YOUR ASSIGNMENT => Go line by line through the data below and work out how many lines contain "Playback"; the answer is that number alone.

AVAILABLE RECORDS =>
- - - - -
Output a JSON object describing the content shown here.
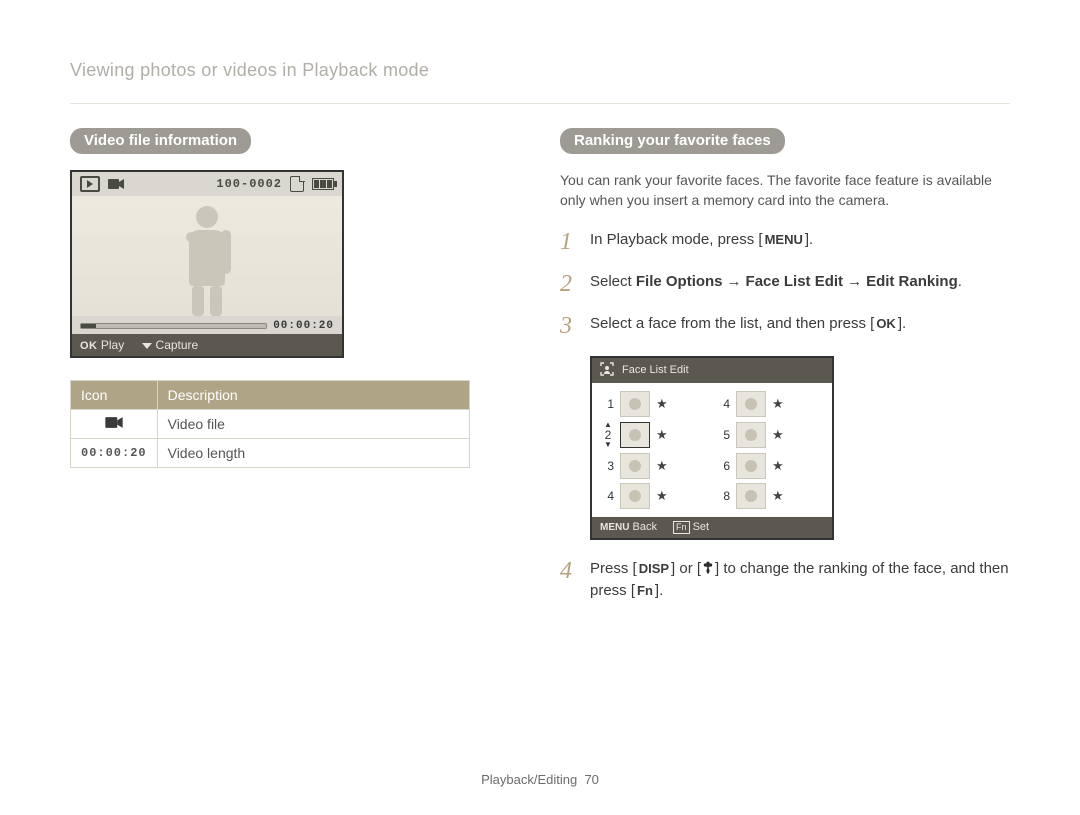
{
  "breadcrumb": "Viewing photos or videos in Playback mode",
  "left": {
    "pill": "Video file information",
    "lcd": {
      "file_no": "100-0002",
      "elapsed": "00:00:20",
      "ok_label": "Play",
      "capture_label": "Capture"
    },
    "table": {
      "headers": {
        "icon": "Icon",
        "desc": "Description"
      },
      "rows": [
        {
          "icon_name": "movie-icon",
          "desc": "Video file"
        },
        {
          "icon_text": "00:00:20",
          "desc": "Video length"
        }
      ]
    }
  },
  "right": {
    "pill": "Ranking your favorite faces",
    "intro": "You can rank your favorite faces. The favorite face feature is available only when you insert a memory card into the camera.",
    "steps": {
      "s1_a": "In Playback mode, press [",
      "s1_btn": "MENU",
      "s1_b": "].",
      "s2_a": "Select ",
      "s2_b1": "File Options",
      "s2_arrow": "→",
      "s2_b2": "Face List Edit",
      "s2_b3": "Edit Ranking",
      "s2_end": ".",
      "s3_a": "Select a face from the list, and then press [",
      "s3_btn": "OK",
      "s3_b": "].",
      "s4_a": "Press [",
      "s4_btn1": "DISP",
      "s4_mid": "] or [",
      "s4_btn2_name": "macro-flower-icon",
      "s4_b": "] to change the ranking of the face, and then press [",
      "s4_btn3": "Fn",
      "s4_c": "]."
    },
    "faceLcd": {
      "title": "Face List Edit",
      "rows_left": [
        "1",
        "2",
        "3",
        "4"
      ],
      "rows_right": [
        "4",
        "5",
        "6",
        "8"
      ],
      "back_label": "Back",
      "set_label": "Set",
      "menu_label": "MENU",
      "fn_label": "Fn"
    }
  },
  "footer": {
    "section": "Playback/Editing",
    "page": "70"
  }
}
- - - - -
RESULT FOR THIS TASK => 3